If the weather is on your side, another option is to then to take the forest road through Monticello Box and Monticello Canyon, as a means of avoiding the long stretch of pavement via Winston. This connects again with 52, via Monticello and 142.

Nov 2015 Update: Locals say that the ranchers and folks in Monticello petitioned the county to close the connecting forest road through Monticello Canyon recently, due to increased 4-wheeler traffic/noise. The petition was evidently successful, as enormous gates have been erected at either end. Thanks Austin for this info. 

We detoured down to Truth or Consequences for food, then headed out on 51 to Engle. From here, there’s a dirt road that flanks the White Sands Missile Range, emerging some 50 miles later east of San Antonio. If you don’t want to take the Quebradas Backcountry Byway – as shown on the gpx file – consider detouring to San Antonio (home to the Owl Bar and Cafe) and looping back to Socorro via dirt roads along the Rio Grande, amongst wizened cottonwoods. From Socorro, we caught the afternoon bus to Belen, and the connecting Railrunner back to Albuquerque.

Additional Resources
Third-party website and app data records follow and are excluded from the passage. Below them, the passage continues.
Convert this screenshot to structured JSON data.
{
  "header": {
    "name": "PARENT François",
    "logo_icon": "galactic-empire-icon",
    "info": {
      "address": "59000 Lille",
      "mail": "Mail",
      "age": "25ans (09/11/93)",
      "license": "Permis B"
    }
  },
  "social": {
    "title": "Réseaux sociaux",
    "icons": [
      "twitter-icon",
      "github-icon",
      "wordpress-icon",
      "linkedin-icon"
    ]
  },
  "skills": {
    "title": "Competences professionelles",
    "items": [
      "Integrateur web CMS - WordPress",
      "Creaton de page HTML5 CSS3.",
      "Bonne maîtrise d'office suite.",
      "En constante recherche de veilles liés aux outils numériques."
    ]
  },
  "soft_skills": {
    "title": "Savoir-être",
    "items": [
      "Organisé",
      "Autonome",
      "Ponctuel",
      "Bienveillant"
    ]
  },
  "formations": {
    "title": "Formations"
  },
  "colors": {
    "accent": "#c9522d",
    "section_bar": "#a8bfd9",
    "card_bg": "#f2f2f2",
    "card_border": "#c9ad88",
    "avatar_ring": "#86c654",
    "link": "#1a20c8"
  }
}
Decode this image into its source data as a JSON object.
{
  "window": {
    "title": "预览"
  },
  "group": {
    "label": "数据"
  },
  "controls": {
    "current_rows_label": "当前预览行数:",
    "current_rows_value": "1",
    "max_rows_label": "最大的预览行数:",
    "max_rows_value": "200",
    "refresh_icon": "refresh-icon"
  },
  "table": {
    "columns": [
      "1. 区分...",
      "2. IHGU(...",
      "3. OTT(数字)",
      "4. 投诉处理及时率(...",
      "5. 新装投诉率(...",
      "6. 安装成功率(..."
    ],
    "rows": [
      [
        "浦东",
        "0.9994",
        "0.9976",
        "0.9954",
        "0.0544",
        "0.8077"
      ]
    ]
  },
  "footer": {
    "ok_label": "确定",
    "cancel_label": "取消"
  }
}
Terms of Use: As with each bikepacking route guide published on BIKEPACKING.com, should you choose to cycle this route, do so at your own risk. Prior to setting out check current local weather, conditions, and land/road closures. While riding, obey all public and private land use restrictions and rules, carry proper safety and navigational equipment, and of course, follow the #leavenotrace guidelines. The information found herein is simply a planning resource to be used as a point of inspiration in conjunction with your own due-diligence. In spite of the fact that this route, associated GPS track (GPX and maps), and all route guidelines were prepared under diligent research by the specified contributor and/or contributors, the accuracy of such and judgement of the author is not guaranteed. BIKEPACKING.com LLC, its partners, associates, and contributors are in no way liable for personal injury, damage to personal property, or any other such situation that might happen to individual riders cycling or following this route.